::: DATA SHOWN
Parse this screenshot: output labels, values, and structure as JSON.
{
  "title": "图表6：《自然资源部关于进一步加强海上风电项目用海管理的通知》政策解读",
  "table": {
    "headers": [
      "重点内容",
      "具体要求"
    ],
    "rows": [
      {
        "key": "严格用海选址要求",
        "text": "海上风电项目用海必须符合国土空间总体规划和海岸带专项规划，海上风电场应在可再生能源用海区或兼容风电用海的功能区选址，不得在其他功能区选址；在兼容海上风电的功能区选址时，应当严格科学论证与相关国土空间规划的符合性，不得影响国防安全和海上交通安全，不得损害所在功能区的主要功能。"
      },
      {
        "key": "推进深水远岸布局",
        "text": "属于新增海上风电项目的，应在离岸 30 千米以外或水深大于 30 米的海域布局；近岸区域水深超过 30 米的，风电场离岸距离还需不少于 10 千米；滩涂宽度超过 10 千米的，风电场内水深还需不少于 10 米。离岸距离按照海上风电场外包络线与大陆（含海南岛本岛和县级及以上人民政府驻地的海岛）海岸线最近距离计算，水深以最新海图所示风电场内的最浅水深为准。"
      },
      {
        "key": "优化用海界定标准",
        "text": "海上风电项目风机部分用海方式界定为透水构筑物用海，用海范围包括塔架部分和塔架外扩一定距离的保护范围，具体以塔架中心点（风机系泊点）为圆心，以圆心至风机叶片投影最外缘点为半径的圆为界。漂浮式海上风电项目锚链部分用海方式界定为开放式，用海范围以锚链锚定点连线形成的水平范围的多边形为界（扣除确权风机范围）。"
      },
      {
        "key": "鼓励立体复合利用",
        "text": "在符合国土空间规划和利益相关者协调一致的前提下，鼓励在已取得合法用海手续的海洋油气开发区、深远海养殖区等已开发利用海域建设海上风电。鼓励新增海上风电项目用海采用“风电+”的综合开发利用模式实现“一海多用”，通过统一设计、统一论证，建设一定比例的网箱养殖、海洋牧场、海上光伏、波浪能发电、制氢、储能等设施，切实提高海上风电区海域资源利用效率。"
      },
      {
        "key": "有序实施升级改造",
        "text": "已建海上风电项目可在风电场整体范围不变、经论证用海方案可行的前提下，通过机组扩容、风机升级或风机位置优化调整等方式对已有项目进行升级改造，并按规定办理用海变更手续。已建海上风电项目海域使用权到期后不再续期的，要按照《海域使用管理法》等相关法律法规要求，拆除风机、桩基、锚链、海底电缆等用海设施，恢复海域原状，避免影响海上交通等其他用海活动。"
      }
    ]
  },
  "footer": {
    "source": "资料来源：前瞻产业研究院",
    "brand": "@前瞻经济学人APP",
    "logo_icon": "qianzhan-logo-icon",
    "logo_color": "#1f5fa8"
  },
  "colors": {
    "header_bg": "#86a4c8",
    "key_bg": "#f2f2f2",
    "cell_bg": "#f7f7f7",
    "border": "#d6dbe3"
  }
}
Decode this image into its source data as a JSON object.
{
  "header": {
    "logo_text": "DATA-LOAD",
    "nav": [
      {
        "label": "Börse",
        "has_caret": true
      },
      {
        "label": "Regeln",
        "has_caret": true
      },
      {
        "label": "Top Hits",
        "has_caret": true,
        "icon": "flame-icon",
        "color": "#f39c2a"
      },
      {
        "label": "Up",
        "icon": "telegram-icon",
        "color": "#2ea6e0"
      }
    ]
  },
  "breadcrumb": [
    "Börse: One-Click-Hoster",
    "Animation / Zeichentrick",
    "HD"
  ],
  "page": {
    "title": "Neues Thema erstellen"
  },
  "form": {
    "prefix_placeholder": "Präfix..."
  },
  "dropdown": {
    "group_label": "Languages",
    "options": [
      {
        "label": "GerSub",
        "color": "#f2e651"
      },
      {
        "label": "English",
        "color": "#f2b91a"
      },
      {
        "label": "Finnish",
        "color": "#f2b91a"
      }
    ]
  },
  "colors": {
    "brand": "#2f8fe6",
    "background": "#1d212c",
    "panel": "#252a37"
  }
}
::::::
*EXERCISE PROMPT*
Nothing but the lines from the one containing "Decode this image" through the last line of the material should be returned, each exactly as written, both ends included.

*RESPONSE FOR THIS EXERCISE*
Decode this image into its source data as a JSON object.
{
  "header": {
    "logo_text": "DATA-LOAD",
    "nav": [
      {
        "label": "Börse",
        "has_caret": true
      },
      {
        "label": "Regeln",
        "has_caret": true
      },
      {
        "label": "Top Hits",
        "has_caret": true,
        "icon": "flame-icon",
        "color": "#f39c2a"
      },
      {
        "label": "Up",
        "icon": "telegram-icon",
        "color": "#2ea6e0"
      }
    ]
  },
  "breadcrumb": [
    "Börse: One-Click-Hoster",
    "Animation / Zeichentrick",
    "HD"
  ],
  "page": {
    "title": "Neues Thema erstellen"
  },
  "form": {
    "prefix_placeholder": "Präfix..."
  },
  "dropdown": {
    "group_label": "Languages",
    "options": [
      {
        "label": "GerSub",
        "color": "#f2e651"
      },
      {
        "label": "English",
        "color": "#f2b91a"
      },
      {
        "label": "Finnish",
        "color": "#f2b91a"
      }
    ]
  },
  "colors": {
    "brand": "#2f8fe6",
    "background": "#1d212c",
    "panel": "#252a37"
  }
}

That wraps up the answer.